RPC Group told investors today it anticipated its first half operating profits to be up on the same period last year, thanks to factors including growth in higher added-value products and further synergies from last year's acquisition of Superfos.
In a pre-close trading update the rigid packaging specialist said overall trading levels were “generally anticipated to be on a similar level to last year”.
Despite what it called “general economic weakness” and a strengthening pound against the euro, RPC said operating profits were being driven up by growth in higher added value products, “the realisation of further Superfos synergies, cost efficiency measures and a less adverse impact from the time lag in passing through polymer prices to customers”.
Growth in higher added value products such as coffee capsules continued, the group said, “enhancing the overall sales mix, although some weaker market conditions such as industrial sales into the Spanish market were also experienced”.
What it called “significant investment” in its pharmaceutical operations was ongoing and enabling what it believed would be future higher added value growth in this area.
While operating profits would see a boost, RPC said revenue in the first half of the financial year as reported in sterling was projected to be lower than the corresponding period last year, "mainly as a consequence of the strengthening of the sterling versus the euro as a significant part of the group's turnover is recorded in euro”.
RPC noted that polymer prices had risen to record levels in April before reducing by more than 20% by the end of July. Subsequently they had increased again to near record levels by the end of September, it said.
Commenting on the first six months' trading, RPC chief executive Ron Marsh said: “The improvement in the first half year is encouraging as it is achieved in a generally weak macro-economic environment.
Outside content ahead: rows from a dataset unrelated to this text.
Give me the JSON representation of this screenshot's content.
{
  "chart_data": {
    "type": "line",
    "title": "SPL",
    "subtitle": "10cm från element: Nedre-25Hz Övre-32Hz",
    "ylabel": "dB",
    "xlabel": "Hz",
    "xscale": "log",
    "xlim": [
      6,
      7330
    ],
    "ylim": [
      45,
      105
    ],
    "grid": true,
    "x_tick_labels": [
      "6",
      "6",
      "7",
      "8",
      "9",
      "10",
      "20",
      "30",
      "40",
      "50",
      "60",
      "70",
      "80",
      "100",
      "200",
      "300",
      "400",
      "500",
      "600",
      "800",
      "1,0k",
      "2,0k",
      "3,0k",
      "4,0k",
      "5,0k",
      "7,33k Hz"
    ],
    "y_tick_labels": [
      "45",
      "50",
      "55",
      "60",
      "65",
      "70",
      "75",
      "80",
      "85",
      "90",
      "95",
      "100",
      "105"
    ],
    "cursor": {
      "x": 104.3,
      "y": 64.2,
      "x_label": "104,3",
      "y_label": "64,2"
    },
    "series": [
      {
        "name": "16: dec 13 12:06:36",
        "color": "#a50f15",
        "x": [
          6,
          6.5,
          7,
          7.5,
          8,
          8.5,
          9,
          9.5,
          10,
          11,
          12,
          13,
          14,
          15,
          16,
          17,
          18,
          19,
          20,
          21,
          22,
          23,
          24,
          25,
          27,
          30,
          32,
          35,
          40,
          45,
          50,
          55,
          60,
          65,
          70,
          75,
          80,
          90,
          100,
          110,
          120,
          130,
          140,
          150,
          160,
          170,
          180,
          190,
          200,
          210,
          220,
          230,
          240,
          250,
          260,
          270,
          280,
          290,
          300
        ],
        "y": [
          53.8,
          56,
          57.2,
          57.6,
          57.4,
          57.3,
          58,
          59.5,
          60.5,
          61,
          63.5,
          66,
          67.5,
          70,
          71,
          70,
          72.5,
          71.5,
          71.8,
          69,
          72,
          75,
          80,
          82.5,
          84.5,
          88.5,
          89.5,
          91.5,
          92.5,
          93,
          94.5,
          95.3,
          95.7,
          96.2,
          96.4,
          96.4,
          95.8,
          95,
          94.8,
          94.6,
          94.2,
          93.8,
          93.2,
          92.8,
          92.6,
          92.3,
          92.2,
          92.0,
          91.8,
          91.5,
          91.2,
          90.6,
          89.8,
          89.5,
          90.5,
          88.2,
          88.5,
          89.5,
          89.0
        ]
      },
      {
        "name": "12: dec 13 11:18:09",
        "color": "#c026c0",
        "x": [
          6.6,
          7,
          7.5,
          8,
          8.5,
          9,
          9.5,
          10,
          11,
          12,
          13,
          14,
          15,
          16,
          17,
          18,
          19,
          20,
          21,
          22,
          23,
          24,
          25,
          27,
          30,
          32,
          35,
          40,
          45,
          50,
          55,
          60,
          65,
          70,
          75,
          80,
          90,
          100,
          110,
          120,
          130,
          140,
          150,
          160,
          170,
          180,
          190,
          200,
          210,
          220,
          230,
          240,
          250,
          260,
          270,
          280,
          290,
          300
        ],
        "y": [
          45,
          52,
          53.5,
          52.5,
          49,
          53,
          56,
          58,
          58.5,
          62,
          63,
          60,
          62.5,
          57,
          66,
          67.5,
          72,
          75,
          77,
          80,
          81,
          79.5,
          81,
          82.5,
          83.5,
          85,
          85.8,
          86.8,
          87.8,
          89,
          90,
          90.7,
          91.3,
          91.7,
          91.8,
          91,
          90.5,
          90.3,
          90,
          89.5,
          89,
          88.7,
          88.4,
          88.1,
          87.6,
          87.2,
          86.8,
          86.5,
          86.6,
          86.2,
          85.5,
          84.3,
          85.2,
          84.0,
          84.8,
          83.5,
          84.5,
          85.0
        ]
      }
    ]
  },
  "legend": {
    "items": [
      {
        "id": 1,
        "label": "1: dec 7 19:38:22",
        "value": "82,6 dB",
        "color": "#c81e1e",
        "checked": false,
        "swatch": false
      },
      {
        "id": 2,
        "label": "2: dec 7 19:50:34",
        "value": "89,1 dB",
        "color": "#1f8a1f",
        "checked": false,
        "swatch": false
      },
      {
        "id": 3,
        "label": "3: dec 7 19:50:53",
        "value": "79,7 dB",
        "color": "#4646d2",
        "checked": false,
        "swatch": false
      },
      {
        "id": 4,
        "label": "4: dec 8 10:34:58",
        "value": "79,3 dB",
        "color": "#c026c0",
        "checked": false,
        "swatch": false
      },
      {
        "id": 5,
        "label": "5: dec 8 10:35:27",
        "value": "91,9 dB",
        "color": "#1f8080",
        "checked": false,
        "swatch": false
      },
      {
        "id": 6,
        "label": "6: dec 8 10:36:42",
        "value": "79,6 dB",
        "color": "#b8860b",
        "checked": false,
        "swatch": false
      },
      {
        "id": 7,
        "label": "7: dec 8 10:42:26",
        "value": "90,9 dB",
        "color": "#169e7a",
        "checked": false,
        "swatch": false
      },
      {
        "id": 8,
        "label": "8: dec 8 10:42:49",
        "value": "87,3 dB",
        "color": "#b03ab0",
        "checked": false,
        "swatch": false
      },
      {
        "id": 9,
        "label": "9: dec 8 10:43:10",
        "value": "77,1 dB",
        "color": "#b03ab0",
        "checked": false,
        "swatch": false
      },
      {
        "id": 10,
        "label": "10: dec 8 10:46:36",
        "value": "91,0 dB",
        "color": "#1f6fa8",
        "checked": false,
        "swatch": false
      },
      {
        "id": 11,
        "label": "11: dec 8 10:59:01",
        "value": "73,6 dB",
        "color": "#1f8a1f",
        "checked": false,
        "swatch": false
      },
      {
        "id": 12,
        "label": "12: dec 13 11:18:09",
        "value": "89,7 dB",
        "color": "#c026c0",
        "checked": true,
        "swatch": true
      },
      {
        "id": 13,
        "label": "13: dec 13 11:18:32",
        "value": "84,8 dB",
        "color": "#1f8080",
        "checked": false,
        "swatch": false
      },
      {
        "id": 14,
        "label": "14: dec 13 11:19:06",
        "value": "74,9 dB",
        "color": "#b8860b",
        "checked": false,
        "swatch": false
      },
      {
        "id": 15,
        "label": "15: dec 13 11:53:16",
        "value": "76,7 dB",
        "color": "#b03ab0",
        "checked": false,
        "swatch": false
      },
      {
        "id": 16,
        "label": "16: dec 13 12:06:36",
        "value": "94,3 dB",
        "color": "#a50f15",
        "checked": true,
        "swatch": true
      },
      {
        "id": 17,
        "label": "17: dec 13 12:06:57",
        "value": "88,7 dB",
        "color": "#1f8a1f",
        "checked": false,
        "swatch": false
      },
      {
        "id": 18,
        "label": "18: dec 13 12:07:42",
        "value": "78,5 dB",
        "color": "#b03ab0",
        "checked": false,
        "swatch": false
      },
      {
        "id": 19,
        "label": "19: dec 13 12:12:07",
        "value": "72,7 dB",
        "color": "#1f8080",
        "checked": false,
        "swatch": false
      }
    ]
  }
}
“I believe RPC is well positioned to continue to deliver the performance necessary to achieve its stated aim of a 20% return on capital employed (ROCE) by March 2014.”